* _Task to carry out_
Every line of the records must be repeated exactly; pictures stay out.

Web page and app entries
****************************************

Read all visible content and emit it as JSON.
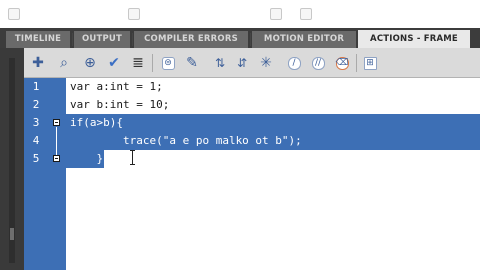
{
  "tabs": [
    {
      "label": "TIMELINE",
      "active": false
    },
    {
      "label": "OUTPUT",
      "active": false
    },
    {
      "label": "COMPILER ERRORS",
      "active": false
    },
    {
      "label": "MOTION EDITOR",
      "active": false
    },
    {
      "label": "ACTIONS - FRAME",
      "active": true
    }
  ],
  "toolbar": {
    "icons": [
      "add-statement-icon",
      "find-icon",
      "insert-target-path-icon",
      "check-syntax-icon",
      "auto-format-icon",
      "show-code-hint-icon",
      "debug-options-icon",
      "collapse-between-braces-icon",
      "collapse-selection-icon",
      "expand-all-icon",
      "apply-block-comment-icon",
      "apply-line-comment-icon",
      "remove-comment-icon",
      "show-hide-toolbox-icon",
      "code-snippets-icon"
    ]
  },
  "editor": {
    "lines": [
      {
        "number": "1",
        "text": "var a:int = 1;"
      },
      {
        "number": "2",
        "text": "var b:int = 10;"
      },
      {
        "number": "3",
        "text": "if(a>b){"
      },
      {
        "number": "4",
        "text": "        trace(\"a e po malko ot b\");"
      },
      {
        "number": "5",
        "text": "    }"
      }
    ],
    "selection_color": "#3d6fb5",
    "gutter_color": "#3d6fb5"
  }
}
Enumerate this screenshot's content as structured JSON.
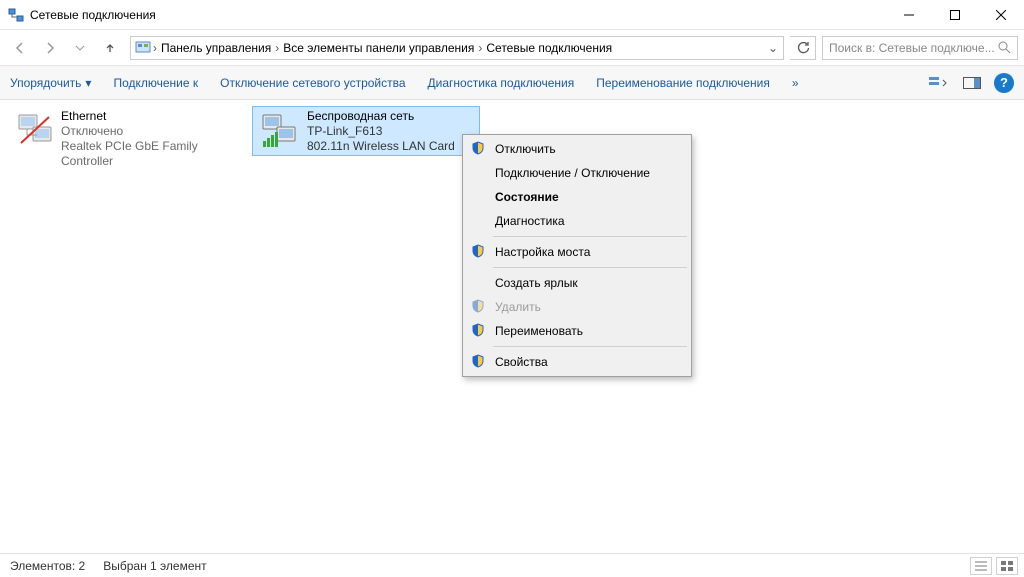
{
  "window": {
    "title": "Сетевые подключения"
  },
  "breadcrumb": {
    "item1": "Панель управления",
    "item2": "Все элементы панели управления",
    "item3": "Сетевые подключения"
  },
  "search": {
    "placeholder": "Поиск в: Сетевые подключе..."
  },
  "cmdbar": {
    "organize": "Упорядочить",
    "connect": "Подключение к",
    "disable": "Отключение сетевого устройства",
    "diagnose": "Диагностика подключения",
    "rename": "Переименование подключения",
    "more": "»"
  },
  "connections": {
    "eth": {
      "name": "Ethernet",
      "status": "Отключено",
      "device": "Realtek PCIe GbE Family Controller"
    },
    "wifi": {
      "name": "Беспроводная сеть",
      "status": "TP-Link_F613",
      "device": "802.11n Wireless LAN Card"
    }
  },
  "context": {
    "disconnect": "Отключить",
    "toggle": "Подключение / Отключение",
    "status": "Состояние",
    "diagnostics": "Диагностика",
    "bridge": "Настройка моста",
    "shortcut": "Создать ярлык",
    "delete": "Удалить",
    "rename": "Переименовать",
    "properties": "Свойства"
  },
  "statusbar": {
    "count": "Элементов: 2",
    "selected": "Выбран 1 элемент"
  }
}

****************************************

* _Exercise answer_
Read all visible content and emit it as JSON.
{
  "tabs": [
    {
      "label": "TIMELINE",
      "active": false
    },
    {
      "label": "OUTPUT",
      "active": false
    },
    {
      "label": "COMPILER ERRORS",
      "active": false
    },
    {
      "label": "MOTION EDITOR",
      "active": false
    },
    {
      "label": "ACTIONS - FRAME",
      "active": true
    }
  ],
  "toolbar": {
    "icons": [
      "add-statement-icon",
      "find-icon",
      "insert-target-path-icon",
      "check-syntax-icon",
      "auto-format-icon",
      "show-code-hint-icon",
      "debug-options-icon",
      "collapse-between-braces-icon",
      "collapse-selection-icon",
      "expand-all-icon",
      "apply-block-comment-icon",
      "apply-line-comment-icon",
      "remove-comment-icon",
      "show-hide-toolbox-icon",
      "code-snippets-icon"
    ]
  },
  "editor": {
    "lines": [
      {
        "number": "1",
        "text": "var a:int = 1;"
      },
      {
        "number": "2",
        "text": "var b:int = 10;"
      },
      {
        "number": "3",
        "text": "if(a>b){"
      },
      {
        "number": "4",
        "text": "        trace(\"a e po malko ot b\");"
      },
      {
        "number": "5",
        "text": "    }"
      }
    ],
    "selection_color": "#3d6fb5",
    "gutter_color": "#3d6fb5"
  }
}
Enumerate this screenshot's content as structured JSON.
{
  "window": {
    "title": "Сетевые подключения"
  },
  "breadcrumb": {
    "item1": "Панель управления",
    "item2": "Все элементы панели управления",
    "item3": "Сетевые подключения"
  },
  "search": {
    "placeholder": "Поиск в: Сетевые подключе..."
  },
  "cmdbar": {
    "organize": "Упорядочить",
    "connect": "Подключение к",
    "disable": "Отключение сетевого устройства",
    "diagnose": "Диагностика подключения",
    "rename": "Переименование подключения",
    "more": "»"
  },
  "connections": {
    "eth": {
      "name": "Ethernet",
      "status": "Отключено",
      "device": "Realtek PCIe GbE Family Controller"
    },
    "wifi": {
      "name": "Беспроводная сеть",
      "status": "TP-Link_F613",
      "device": "802.11n Wireless LAN Card"
    }
  },
  "context": {
    "disconnect": "Отключить",
    "toggle": "Подключение / Отключение",
    "status": "Состояние",
    "diagnostics": "Диагностика",
    "bridge": "Настройка моста",
    "shortcut": "Создать ярлык",
    "delete": "Удалить",
    "rename": "Переименовать",
    "properties": "Свойства"
  },
  "statusbar": {
    "count": "Элементов: 2",
    "selected": "Выбран 1 элемент"
  }
}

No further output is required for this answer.